‘In those circumstances where those welfare reasons are at stake, we will make sure that our supermarkets understand they have the discretion to apply the rules differently.’
Mr Drakeford said ministers would meet with supermarkets today to discuss the ban.
Whole areas of supermarkets have been closed off in line with the restrictions imposed by Welsh ministers
Retailers have been ordered to sell only essential goods and so many supermarket aisles are roped off and products covered up
Items including children’s clothes are covered up ‘in line with government guidelines’ at a supermarket in Cardiff today
Amid widespread protests against the rules, Chris Noden went shopping in Newport, Gwent wearing just his boxer shorts and a face mask because ‘clothes are non essential items’
He added: ‘They will want to do the right thing, I know, and our job is to be alongside them to make sure that is clear for everybody.’
He also refused to rule out the possibility of a second firebreak lockdown in Wales early next year.
The current restrictions should give a pathway to Christmas ‘without needing a period of this severity of restraint between now and then’, he said.
‘In the new year, who knows what position we will face,’ Mr Drakeford said.
‘If things were to be again as serious as they are in Wales today, nobody can rule out us needing to take further extraordinary measures.
‘But if we do, it will be because it is the only way that we are able to deal with this deadly virus.’
The ban on selling non-essential items was announced in the Senedd on Thursday after Conservative MS Russell George said it was ‘unfair’ to force independent clothing and hardware retailers to shut while similar goods were on sale in major supermarkets.
Yesterday the Welsh Retail Consortium called for the restriction to be ‘dropped quickly’.
Labour leader Mr Drakeford has been facing criticism over the ban on non-essential sales during the ‘firebreak’ lockdown, and tweeted on Saturday night admitting people were ‘fed up’
It warned that the ‘safe flow of customers’ could be undermined due to changes in store layouts to cordon off areas.
Guidance previously published by the Welsh Government said certain sections of supermarkets must be ‘cordoned off or emptied, and closed to the public’ during the two-week lockdown.
These include areas selling electrical goods, telephones, clothes, toys and games, garden products and dedicated sections for homewares.
Paul Davies, leader of the Welsh Conservatives, has asked for the Welsh Parliament to be recalled so members can discuss the ban.
He described the popularity of the petition as a ‘clear sign’ that people in Wales want the rule ‘scrapped immediately’.
Under the firebreak rules, people can only leave their home for limited reasons, such as to buy food and medicine, provide care or take exercise, and must work from home where possible.
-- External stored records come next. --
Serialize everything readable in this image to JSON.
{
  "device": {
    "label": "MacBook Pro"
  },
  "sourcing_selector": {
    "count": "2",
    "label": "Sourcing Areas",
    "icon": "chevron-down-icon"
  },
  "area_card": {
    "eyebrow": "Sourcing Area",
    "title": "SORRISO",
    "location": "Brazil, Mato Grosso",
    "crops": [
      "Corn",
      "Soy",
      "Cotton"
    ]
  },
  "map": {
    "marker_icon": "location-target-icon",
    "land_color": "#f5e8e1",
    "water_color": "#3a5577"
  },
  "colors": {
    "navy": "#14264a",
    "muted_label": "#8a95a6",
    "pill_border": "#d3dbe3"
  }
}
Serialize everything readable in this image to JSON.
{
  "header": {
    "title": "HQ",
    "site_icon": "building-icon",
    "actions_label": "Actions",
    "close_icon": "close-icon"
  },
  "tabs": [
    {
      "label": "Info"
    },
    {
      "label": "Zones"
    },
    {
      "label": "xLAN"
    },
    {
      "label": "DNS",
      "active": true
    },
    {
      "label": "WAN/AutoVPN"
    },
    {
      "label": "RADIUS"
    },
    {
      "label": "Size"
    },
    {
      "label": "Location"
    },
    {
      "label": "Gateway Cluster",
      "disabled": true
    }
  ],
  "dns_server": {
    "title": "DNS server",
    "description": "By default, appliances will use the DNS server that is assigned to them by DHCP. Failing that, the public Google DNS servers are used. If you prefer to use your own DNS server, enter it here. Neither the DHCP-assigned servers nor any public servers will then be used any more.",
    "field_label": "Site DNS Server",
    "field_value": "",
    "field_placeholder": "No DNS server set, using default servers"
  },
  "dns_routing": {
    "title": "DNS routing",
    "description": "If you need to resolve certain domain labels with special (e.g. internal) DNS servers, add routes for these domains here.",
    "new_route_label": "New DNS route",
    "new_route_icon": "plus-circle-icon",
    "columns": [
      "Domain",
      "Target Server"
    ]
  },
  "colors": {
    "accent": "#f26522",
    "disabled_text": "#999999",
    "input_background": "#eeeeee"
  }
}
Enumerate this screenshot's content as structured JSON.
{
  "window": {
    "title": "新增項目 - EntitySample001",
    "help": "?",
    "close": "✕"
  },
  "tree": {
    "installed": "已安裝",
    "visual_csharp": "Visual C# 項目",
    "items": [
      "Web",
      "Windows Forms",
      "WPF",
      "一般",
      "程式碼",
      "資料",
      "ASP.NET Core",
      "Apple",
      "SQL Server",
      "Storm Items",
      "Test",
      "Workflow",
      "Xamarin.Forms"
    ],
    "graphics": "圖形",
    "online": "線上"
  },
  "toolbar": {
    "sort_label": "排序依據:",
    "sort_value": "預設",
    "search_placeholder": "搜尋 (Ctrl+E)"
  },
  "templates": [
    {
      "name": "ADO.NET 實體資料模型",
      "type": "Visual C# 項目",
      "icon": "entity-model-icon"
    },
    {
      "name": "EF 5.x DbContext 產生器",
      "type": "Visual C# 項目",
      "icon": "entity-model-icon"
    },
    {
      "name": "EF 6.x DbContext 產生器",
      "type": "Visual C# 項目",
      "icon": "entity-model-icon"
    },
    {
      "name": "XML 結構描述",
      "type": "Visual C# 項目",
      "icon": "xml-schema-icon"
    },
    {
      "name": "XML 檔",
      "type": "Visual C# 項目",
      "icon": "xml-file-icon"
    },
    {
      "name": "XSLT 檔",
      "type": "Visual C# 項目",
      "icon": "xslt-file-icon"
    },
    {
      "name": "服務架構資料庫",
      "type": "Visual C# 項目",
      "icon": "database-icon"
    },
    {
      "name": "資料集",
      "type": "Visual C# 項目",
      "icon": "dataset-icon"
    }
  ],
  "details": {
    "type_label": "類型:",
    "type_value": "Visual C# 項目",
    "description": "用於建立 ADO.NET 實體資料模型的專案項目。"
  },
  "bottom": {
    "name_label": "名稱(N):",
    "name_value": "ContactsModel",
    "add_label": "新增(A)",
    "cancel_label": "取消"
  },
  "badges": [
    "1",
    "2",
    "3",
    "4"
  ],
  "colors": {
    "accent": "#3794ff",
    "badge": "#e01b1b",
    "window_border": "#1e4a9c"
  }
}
Leisure, hospitality and tourism businesses are closed, along with community centres, libraries and recycling centres, while places of worship are shut other than for funerals or wedding ceremonies.
Yesterday 1,104 people were reported to have tested positive for coronavirus in Wales, bringing the total number of confirmed cases to 42,681.
Public Health Wales said five people with Covid-19 had died, with the total number of deaths since the beginning of the pandemic rising to 1,777.